Recently there has been a lot of hay made about Obama’s stimulus, Keynesian economics, space aliens, etc. but there is an underlying problem that needs addressing. This problem is the misconceptions between income, as a benefit of employment, and wealth. As I pointed out before, some who either don’t get it (sometimes that’s a by-product of being liberal and buying into the party line or what’s cool to think versus thinking it out for oneself) or actually are Keynesians believe that employing persons for the sake of employment isn’t sufficient to create wealth and grow our economy. We need to employ people to create goods and services and for them to use their income (from employment), in turn, to purchase goods and services.

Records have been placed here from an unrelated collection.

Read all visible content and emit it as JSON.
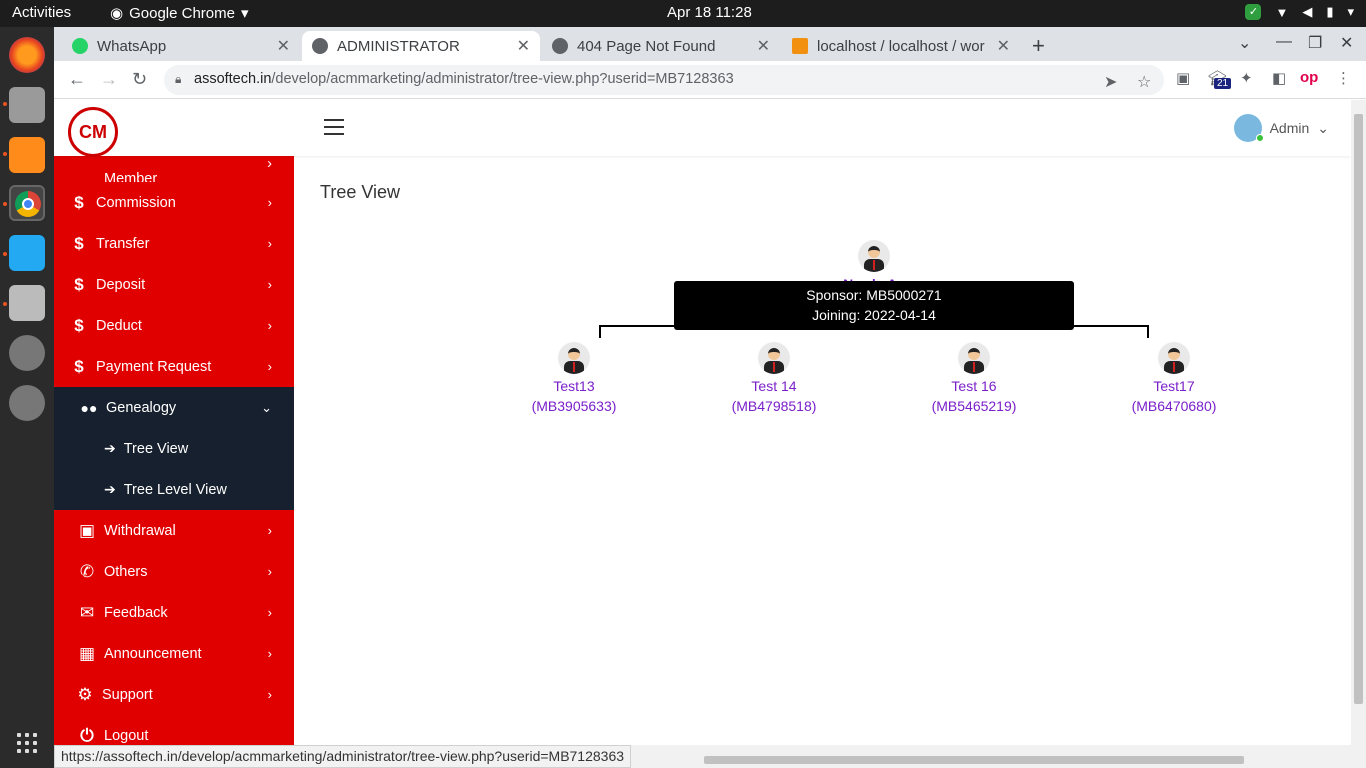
{
  "system": {
    "activities": "Activities",
    "app_name": "Google Chrome",
    "clock": "Apr 18  11:28"
  },
  "tabs": [
    {
      "title": "WhatsApp",
      "favicon_color": "#25d366"
    },
    {
      "title": "ADMINISTRATOR",
      "favicon_color": "#5f6368"
    },
    {
      "title": "404 Page Not Found",
      "favicon_color": "#5f6368"
    },
    {
      "title": "localhost / localhost / wor",
      "favicon_color": "#f29111"
    }
  ],
  "address_bar": {
    "host": "assoftech.in",
    "path": "/develop/acmmarketing/administrator/tree-view.php?userid=MB7128363"
  },
  "extension_badge": "21",
  "header": {
    "admin_label": "Admin",
    "logo_text": "CM"
  },
  "sidebar": {
    "partial_item": "Member",
    "items_top": [
      {
        "icon": "$",
        "label": "Commission"
      },
      {
        "icon": "$",
        "label": "Transfer"
      },
      {
        "icon": "$",
        "label": "Deposit"
      },
      {
        "icon": "$",
        "label": "Deduct"
      },
      {
        "icon": "$",
        "label": "Payment Request"
      }
    ],
    "genealogy": {
      "label": "Genealogy"
    },
    "sub_items": [
      {
        "label": "Tree View"
      },
      {
        "label": "Tree Level View"
      }
    ],
    "items_bottom": [
      {
        "label": "Withdrawal"
      },
      {
        "label": "Others"
      },
      {
        "label": "Feedback"
      },
      {
        "label": "Announcement"
      },
      {
        "label": "Support"
      },
      {
        "label": "Logout"
      }
    ]
  },
  "main": {
    "title": "Tree View",
    "root_partial": "Newly Ac",
    "tooltip": {
      "sponsor": "Sponsor: MB5000271",
      "joining": "Joining: 2022-04-14"
    },
    "children": [
      {
        "name": "Test13",
        "id": "(MB3905633)"
      },
      {
        "name": "Test 14",
        "id": "(MB4798518)"
      },
      {
        "name": "Test 16",
        "id": "(MB5465219)"
      },
      {
        "name": "Test17",
        "id": "(MB6470680)"
      }
    ]
  },
  "status_url": "https://assoftech.in/develop/acmmarketing/administrator/tree-view.php?userid=MB7128363",
  "colors": {
    "sidebar_red": "#e00000",
    "sidebar_dark": "#17202e",
    "link_purple": "#7a1fc9"
  }
}
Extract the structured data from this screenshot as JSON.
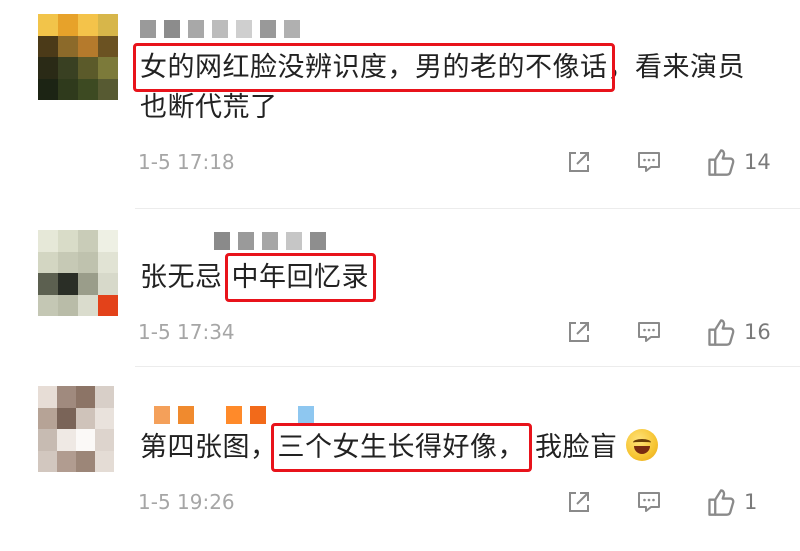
{
  "comments": [
    {
      "text_before": "",
      "highlight": "女的网红脸没辨识度，男的老的不像话",
      "text_after": "，看来演员也断代荒了",
      "timestamp": "1-5 17:18",
      "likes": "14",
      "colors": {
        "avatar": [
          "#f2c44a",
          "#e7a22a",
          "#f4c34a",
          "#d7b64a",
          "#4b3a18",
          "#8c6a2a",
          "#b57a2c",
          "#6b5222",
          "#2a2a16",
          "#394022",
          "#5b5a2a",
          "#7c7a3a",
          "#1c2414",
          "#2f3a1c",
          "#3d4a22",
          "#575a32"
        ],
        "username": [
          "#9a9a9a",
          "#8c8c8c",
          "#a8a8a8",
          "#bcbcbc",
          "#cfcfcf",
          "#999999",
          "#b0b0b0"
        ]
      }
    },
    {
      "text_before": "张无忌",
      "highlight": "中年回忆录",
      "text_after": "",
      "timestamp": "1-5 17:34",
      "likes": "16",
      "colors": {
        "avatar": [
          "#e6e8d8",
          "#d9dcc8",
          "#c9ccb8",
          "#eef0e4",
          "#d3d6c2",
          "#c6c9b5",
          "#bfc2ae",
          "#e1e3d4",
          "#5c6050",
          "#2a2e26",
          "#9a9d8a",
          "#d7d9ca",
          "#c4c7b4",
          "#b9bca8",
          "#dadccd",
          "#e3421a"
        ],
        "username": [
          "#8a8a8a",
          "#9a9a9a",
          "#a6a6a6",
          "#c6c6c6",
          "#8e8e8e"
        ]
      }
    },
    {
      "text_before": "第四张图，",
      "highlight": "三个女生长得好像，",
      "text_after": "我脸盲",
      "timestamp": "1-5 19:26",
      "likes": "1",
      "colors": {
        "avatar": [
          "#e7ddd6",
          "#a08a7e",
          "#8c7466",
          "#d8cfc8",
          "#b6a396",
          "#7a6458",
          "#cfc3ba",
          "#e9e2dc",
          "#c7bbb2",
          "#efe9e4",
          "#fbf9f7",
          "#ddd4cd",
          "#d2c7bf",
          "#b19c90",
          "#9c8678",
          "#e4dcd5"
        ],
        "username": [
          "#f4a05a",
          "#f08a2e",
          "#ffffff",
          "#ff8a2a",
          "#f26a1a",
          "#ffffff",
          "#8ec7f0"
        ]
      }
    }
  ]
}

The previous example that was used was the Boston “Big Dig” and that it might make sense to, essentially, dig a ditch and fill it in so that they are employed. This is the kind of work that government stimulus can “create”. But that does little to nothing for the broader economy. There is no added benefit to the community. No new good or service created and all we have is some tilled soil.
In Henry Hazlitt’s book, “Economics in One Lesson“, in a discussion of the fallacy of machines (automation) causing unemployment states:
The real result of the machine is to increase production, to raise the standard of living, to increase economic welfare. It is no trick to employ everybody, even (or especially) in the most primitive economy. Full employment -very full employment; long, weary, back-breaking employment-is characteristic of precisely the nations that are most retarded industrially.
Does that fallacy remind you of anyone in particular? How about President Obama in a June 2011 interview with NBC News where he says that it is not his administration’s policies causing companies not to hire but because of increased automation in our society:
“There are some structural issues with our economy where a lot of businesses have learned to become much more efficient with a lot fewer workers. You see it when you go to a bank and you use an ATM, you don’t go to a bank teller, or you go to the airport and you’re using a kiosk instead of checking in at the gate.”
But the way the dialogue works is that first a Keynesian observes that fiscal stimulus can increase growth in a depressed economy. Second, as an attempted reductio, a conservative says “if that was true, then you could increase growth by breaking a bunch of windows.” Third, the Keynesian accurately points out that you could, in fact, increase growth by breaking windows. Fourth, the conservative accuses Keynesians of wanting to break windows or believing that window-breaking increases wealth. But nobody ever said that! The point is that we have very good reasons to think smashing windows would be a bad idea—there’s more to life than full employment—and that’s why Keynesians generally want to boost employment by having people do something useful like renovate schools or repair bridges.
Read that carefully. “Third, the Keynesian accurately points out that you could, in fact, increase growth by breaking windows”. Wrong. You won’t increase growth. You would temporarily increase employment and shift capital resources but growth of the economy (which is the topic at hand and implied in this dialog) as frequently measured by GDP would not increase. Having the glazier fix windows keeps him employed and, yes, he could spend that income which THEN could increase growth but it would be better if the glazier was installing new windows on a new shop that had new services or goods to offer the community. Second, renovating schools and repairing bridges are all good and needed but again that is maintaining a current level (or it should be if we plan correctly that schools need periodic renovation and bridges need periodic repair). It isn’t growing the economy. It’s time for the government to get out of the way, for the country to accept that we’ll have some painful times ahead with unemployment, and to roll up our collective sleeves and get to work.
GorT is an eight-foot-tall robot from the 51ˢᵗ Century who routinely time-travels to steal expensive technology from the future and return it to the past for retroinvention. The profits from this pay all the Gormogons’ bills, including subsidizing this website. Some of the products he has introduced from the future include oven mitts, the Guinness widget, Oxy-Clean, and Dr. Pepper. Due to his immense cybernetic brain, GorT is able to produce a post in 0.023 seconds and research it in even less time. Only ’Puter spends less time on research. GorT speaks entirely in zeros and ones, but occasionally throws in a ڭ to annoy the Volgi. He is a massive proponent of science, technology, and energy development, and enjoys nothing more than taking the Czar’s more interesting scientific theories, going into the past, publishing them as his own, and then returning to take credit for them. He is the only Gormogon who is capable of doing math. Possessed of incredible strength, he understands the awesome responsibility that follows and only uses it to hurt people.